The past decade also saw fintechs going platform-first, redefining the bank as a store of value holder. Starting with checking accounts or better yet market-leading savings accounts, neobanks licensed to take retail deposits such as N26, Chime, NuBank, and Monzo catered to different segments of the population from mass-affluent travelers (Revolut/Niyo) to SMEs (Atom/Qonto).
This platform-first approach generates better unit economics than the single-product approach by drastically reducing cost of capital. It also created enough margin to release products covering liabilities aside from pure asset-focused products, catering to a wider range of customer needs.
Embracing the platform-first approach in Southeast Asia
In Southeast Asia, TONIK Bank is the first to embrace this platform-first approach.
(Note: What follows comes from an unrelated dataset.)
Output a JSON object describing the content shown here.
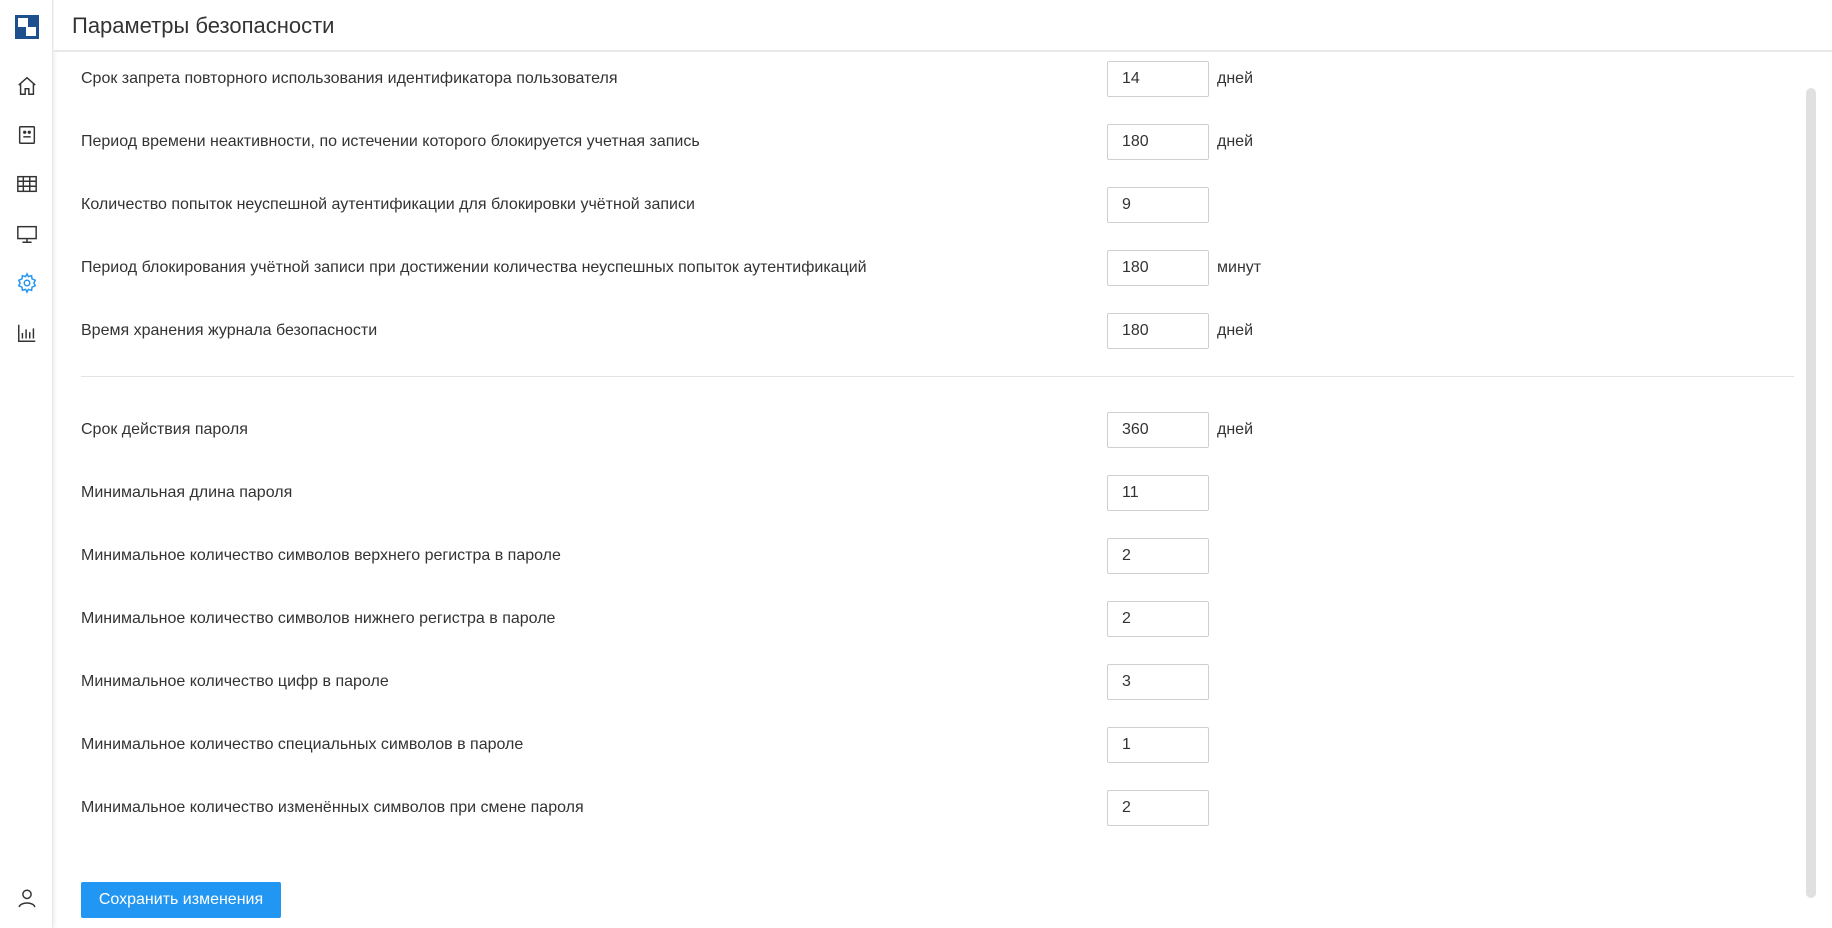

Based in the Philippines as the first stand-alone, fully-licensed neobank in the country, the bank will cater to retail consumers across the entire credit spectrum from prime to unbanked segments of the population.
While there has been a lot of coverage recently on Singapore’s efforts to open up the local retail and wholesale banking market to new players, the Philippines was the first country to pull the trigger on the neobank model given how much pent-up demand exists locally.
There are indeed close to 1M mass-affluent households in the country frustrated by their experience with brick-and-mortar local banks (eg slow and analog processing, high fees). More importantly, close to 20M households are currently underbanked or unbanked. For the latter, the frustration over the years manifests in their unsustainable financial situation. Many of them turn to local loan sharks and pawn shops as their only sources of access to credit. TONIK will be offering both segments of the population a clearly differentiated proposition on both financing and deposit products.
In TONIK, we are not only backing the future of fintech in the region, we are also backing a fantastic team of industry veterans who have previously launched and scaled emerging market-based banks. We are excited to invest in their vision and energy as they not only deliver on the ease and convenience of banking but also redefine how fintechs leverage on capital and innovation.